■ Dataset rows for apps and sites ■
------------------------

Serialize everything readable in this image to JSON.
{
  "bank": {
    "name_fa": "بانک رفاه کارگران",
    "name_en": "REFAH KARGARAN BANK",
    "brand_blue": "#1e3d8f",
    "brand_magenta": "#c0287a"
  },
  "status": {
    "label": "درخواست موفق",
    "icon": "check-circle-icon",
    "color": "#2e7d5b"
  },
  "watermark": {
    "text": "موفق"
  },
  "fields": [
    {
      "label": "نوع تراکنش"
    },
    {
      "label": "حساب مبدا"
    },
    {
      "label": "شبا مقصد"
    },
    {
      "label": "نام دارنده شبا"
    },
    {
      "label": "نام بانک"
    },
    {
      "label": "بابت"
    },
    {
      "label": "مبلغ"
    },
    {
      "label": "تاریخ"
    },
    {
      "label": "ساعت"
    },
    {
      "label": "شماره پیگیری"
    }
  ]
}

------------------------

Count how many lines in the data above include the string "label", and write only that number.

■ Result for this task ■
11